Thomas Jackson (theologian)

From Infogalactic: the planetary knowledge core
Jump to: navigation, search

Thomas Jackson (1579–1640) was an English theologian, and President of Corpus Christi College, Oxford. Originally a Calvinist, he became in later life an Arminian.


He was born at Witton-le-Wear, County Durham, and educated at the University of Oxford, where he attended Queen’s College from 1595.[1] He became a probationer fellow of Corpus Christi College in 1606, and was soon afterwards elected vice-president there.

In 1623 he was presented to the living of St Nicholas, Newcastle, and about 1625 to the living of Winston, County Durham. In 1631 he was appointed President of Corpus;[2] and in 1632 Charles I presented him to the living of Witney, Oxfordshire. He was made a prebendary of Winchester in 1635, and was Dean of Peterborough from 1635 to 1639.[3]


His chief work was a series of commentaries on the Apostles' Creed, the first complete edition being entitled The Works of Thomas Jackson, D.D. (London, 1673), edited by Barnabas Oley. The commentaries were originally published in 1613 to 1657, as twelve books with differednt titles, the first being The Eternal Truth of Scriptures (London, 1613).[3]


Strongly against the Catholic doctrine on transubstantiation, he belonged to the "Durham House group" headed by Richard Neile.[4][5] He was an early anti-Calvinist among Oxford theologians. He made his views known only in the late 1620s, but stated that around 1605 he had already decided against predestination.[6]

In theology he was a syncretic Platonist.[7] He took an interest in the Epicurean view of free will, but argued for a middle way accommodating the Stoic criticism of the Epicureans.[8] His humanistic Platonism has been compared to that of Robert Burton; and William Prynne, arguing against William Laud's promotion of Jackson, claimed his learning only made him more dangerous.[9]


  1. Diana Newton, North-East England, 1569-1625: Governance, Culture and Identity (2006), p. 133.
  3. 3.0 3.1
  4. Anthony Milton, Catholic and Reformed: The Roman and Protestant Churches in English Protestant Thought, 1600-1640 (2002), p. 197.
  5. Andrew Foster, Archbishop Neile Revisited, p. 160, in Peter Lake, Michael C. Questier (editors), Conformity and Orthodoxy in the English Church, C. 1560-1660 (2000).
  6. Nicholas Tyacke, Aspects of English Protestantism, C. 1530-1700 (2001), p. 269.
  7. Michael Hattaway, A Companion to English Renaissance Literature and Culture (2003), p. 50.
  8. Reid Barbour, English Epicures and Stoics: Ancient Legacies in Early Stuart Culture (1998), p. 96.
  9. Angus Gowland, The Worlds of Renaissance Melancholy: Robert Burton in Context (2006), pp. 203-4.
  • Public Domain This article incorporates text from a publication now in the public domainChisholm, Hugh, ed. (1911). Encyclopædia Britannica (11th ed.). Cambridge University Press.

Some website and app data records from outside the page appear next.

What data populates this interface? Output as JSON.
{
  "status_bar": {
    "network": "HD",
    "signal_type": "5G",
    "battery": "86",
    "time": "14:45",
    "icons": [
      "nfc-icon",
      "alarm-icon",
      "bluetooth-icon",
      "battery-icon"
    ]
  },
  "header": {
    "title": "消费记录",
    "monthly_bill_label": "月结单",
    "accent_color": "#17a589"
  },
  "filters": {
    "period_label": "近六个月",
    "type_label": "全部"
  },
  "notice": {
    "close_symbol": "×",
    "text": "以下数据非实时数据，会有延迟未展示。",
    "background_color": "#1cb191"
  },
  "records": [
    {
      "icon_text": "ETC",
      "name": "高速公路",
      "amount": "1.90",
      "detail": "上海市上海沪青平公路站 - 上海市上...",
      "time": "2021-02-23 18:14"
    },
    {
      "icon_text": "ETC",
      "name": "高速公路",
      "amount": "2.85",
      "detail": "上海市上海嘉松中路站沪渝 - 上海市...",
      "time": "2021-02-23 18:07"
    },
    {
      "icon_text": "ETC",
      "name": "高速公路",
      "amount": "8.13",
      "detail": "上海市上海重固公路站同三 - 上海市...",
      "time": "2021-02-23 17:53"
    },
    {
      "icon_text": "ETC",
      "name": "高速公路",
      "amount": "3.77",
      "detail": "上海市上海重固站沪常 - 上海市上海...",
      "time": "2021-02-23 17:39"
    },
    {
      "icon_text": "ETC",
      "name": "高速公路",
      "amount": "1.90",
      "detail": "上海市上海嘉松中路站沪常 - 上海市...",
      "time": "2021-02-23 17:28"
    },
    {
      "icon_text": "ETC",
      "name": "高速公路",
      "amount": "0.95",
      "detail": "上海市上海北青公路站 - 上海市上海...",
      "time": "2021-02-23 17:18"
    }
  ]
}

Missing or empty |title= (help)CS1 maint: ref=harv (link)<templatestyles src="Module:Citation/CS1/styles.css"></templatestyles>

Further reading

  • Sarah Hutton, Thomas Jackson, Oxford Platonist, and William Twisse, Aristotelian, Journal of the History of Ideas, Vol. 39, No. 4 (Oct.-Dec., 1978), pp. 635–652.

External links

Academic offices
Preceded by
John Holt
President of Corpus Christi College, Oxford
Succeeded by
Robert Newlin